Tuesday, July 02, 2013

New uses for old parkland

click photo to enlarge
Recently, after spending several days in the Yorkshire Dales, we stopped off on the way home at Brodsworth Hall near Doncaster. We have visited this English Heritage-owned country house before but never in summer and we thought that a stroll round the formal gardens with its fine statues, and a second look inside the Victorian mansion would be a pleasant break from driving, with good opportunities for photography. How wrong we were.

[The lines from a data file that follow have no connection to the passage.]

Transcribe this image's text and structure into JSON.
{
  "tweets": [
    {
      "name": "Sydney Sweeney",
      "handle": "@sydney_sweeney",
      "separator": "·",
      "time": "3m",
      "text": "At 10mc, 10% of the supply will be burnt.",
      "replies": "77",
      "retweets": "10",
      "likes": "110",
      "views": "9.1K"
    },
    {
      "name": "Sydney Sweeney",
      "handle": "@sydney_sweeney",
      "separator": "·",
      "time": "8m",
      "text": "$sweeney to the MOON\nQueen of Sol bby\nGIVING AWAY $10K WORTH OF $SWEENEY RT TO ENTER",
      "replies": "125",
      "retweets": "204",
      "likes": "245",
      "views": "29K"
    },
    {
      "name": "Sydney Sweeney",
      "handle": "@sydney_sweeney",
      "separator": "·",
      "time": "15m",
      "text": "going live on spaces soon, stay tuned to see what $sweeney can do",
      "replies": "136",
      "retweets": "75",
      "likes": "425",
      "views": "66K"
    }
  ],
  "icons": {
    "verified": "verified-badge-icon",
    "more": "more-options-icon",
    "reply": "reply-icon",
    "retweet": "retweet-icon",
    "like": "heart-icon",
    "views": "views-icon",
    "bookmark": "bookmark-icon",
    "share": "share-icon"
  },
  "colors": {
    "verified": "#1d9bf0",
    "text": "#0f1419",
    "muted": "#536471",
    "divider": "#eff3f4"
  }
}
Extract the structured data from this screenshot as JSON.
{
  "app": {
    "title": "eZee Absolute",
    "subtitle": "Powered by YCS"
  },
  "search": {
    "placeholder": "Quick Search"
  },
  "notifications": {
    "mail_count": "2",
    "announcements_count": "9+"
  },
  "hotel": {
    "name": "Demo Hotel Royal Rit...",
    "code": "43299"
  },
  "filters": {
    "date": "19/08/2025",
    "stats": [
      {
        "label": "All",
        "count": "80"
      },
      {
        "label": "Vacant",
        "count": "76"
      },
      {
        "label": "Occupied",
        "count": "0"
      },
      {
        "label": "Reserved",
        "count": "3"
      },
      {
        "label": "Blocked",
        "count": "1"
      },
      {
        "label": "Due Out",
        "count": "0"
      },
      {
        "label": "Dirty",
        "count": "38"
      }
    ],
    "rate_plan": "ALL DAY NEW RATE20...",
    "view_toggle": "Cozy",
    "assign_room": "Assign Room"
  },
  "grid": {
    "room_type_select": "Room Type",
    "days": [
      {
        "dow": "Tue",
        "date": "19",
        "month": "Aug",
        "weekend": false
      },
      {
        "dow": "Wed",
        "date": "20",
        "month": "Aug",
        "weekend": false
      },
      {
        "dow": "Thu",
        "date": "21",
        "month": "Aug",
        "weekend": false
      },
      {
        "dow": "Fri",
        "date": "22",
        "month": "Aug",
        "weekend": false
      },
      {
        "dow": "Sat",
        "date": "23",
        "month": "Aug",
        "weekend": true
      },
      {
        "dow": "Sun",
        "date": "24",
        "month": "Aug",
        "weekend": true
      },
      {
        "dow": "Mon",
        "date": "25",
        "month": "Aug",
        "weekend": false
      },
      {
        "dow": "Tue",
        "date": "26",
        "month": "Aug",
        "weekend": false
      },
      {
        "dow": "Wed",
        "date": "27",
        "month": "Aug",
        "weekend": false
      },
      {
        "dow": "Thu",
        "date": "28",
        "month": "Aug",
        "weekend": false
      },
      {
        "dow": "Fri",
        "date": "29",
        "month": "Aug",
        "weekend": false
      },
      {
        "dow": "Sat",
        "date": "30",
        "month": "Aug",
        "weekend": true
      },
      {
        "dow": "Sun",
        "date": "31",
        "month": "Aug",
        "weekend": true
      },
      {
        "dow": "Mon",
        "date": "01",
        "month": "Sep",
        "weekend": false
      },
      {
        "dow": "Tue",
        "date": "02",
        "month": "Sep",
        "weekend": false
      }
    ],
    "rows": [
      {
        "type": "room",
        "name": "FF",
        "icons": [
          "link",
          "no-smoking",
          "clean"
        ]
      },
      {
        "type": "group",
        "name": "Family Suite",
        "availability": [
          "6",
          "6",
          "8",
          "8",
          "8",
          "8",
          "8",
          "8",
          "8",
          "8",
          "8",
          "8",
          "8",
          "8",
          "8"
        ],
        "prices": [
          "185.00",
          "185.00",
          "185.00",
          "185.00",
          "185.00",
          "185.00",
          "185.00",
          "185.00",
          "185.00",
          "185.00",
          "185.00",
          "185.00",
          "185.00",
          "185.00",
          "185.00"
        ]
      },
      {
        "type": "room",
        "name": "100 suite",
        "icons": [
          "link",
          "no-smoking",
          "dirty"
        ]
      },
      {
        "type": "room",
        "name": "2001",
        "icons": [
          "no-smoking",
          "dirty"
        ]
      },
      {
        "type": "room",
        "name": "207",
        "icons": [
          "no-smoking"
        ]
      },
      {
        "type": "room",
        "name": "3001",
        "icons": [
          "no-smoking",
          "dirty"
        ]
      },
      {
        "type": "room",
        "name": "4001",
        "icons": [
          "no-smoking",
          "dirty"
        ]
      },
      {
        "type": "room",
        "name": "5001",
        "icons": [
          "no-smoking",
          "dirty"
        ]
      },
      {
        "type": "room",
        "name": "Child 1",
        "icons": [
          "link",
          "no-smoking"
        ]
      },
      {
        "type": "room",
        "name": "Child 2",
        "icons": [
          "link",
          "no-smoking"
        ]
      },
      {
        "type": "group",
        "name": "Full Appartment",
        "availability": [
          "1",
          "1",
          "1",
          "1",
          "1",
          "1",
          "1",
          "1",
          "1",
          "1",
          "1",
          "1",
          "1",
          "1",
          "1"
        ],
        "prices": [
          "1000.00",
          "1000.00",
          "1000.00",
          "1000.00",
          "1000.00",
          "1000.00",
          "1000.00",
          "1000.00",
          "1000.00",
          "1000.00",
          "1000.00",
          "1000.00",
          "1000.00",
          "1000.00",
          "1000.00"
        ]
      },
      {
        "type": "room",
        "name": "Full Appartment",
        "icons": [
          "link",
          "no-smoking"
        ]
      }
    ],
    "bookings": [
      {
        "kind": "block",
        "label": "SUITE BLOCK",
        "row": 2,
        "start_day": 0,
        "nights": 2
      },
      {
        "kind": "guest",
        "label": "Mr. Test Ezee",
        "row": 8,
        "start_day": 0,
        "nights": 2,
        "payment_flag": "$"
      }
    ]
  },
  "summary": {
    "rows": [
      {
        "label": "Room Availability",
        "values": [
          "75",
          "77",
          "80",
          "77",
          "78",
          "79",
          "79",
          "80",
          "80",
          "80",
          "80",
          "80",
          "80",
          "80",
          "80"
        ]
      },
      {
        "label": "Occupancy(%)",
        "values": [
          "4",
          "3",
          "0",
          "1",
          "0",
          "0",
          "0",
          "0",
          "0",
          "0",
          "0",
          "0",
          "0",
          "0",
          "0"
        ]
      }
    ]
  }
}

What had escaped our notice was that the period of our visit coincided with a fortnight during which a film was being shot at the property. Consequently large vans, cars, catering trucks, lighting rigs and the rest littered the exterior of the building. Photographs of the house were next to impossible as were shots of the garden with the house as the backdrop. To make matters worse the cold spring had resulted in much of the colour that we might expect to see in the gardens at this time of year being absent. Green with the odd dash of blue and a few sporadic patches of other hues was the best on offer. It was very disappointing. We are members of English Heritage so we paid no extra entry fee. What surprised me, however, was that there was still a charge (albeit reduced) for entry to the gardens for non-members. It seemed a bit much given the disruption.

But all was not lost. As we left by the main drive we passed a field that had been sown with oilseed rape and that now had a fine flush of poppies too. Looking across the crops it was obvious from the splendid trees dotted about the field that it had originally been the parkland pasture that surrounded the country house. The trees looked odd rising out of the sea of rape and poppies, no trunks visible, like a regatta of yachts on a calm swell. It looked like the best photographic opportunity of the afternoon so I pulled into a passing place and took the shot shown above.

And the film? Apparently it was "The Thirteenth Tale", a dramatisation of a Gothic novel by Diane Setterfield, starring Sophie Turner and Vanessa Redgrave, that will be shown on BBC2 TV as part of its Christmas offering in December 2013.

photograph and text © Tony Boughen

Camera: Sony RX100
Mode: Aperture Priority
Focal Length: 13.1mm (35mm - 35mm equiv.)
F No: f5.6
Shutter Speed: 1/200
ISO: 125
Exposure Compensation:  -0.7 EV
Image Stabilisation: On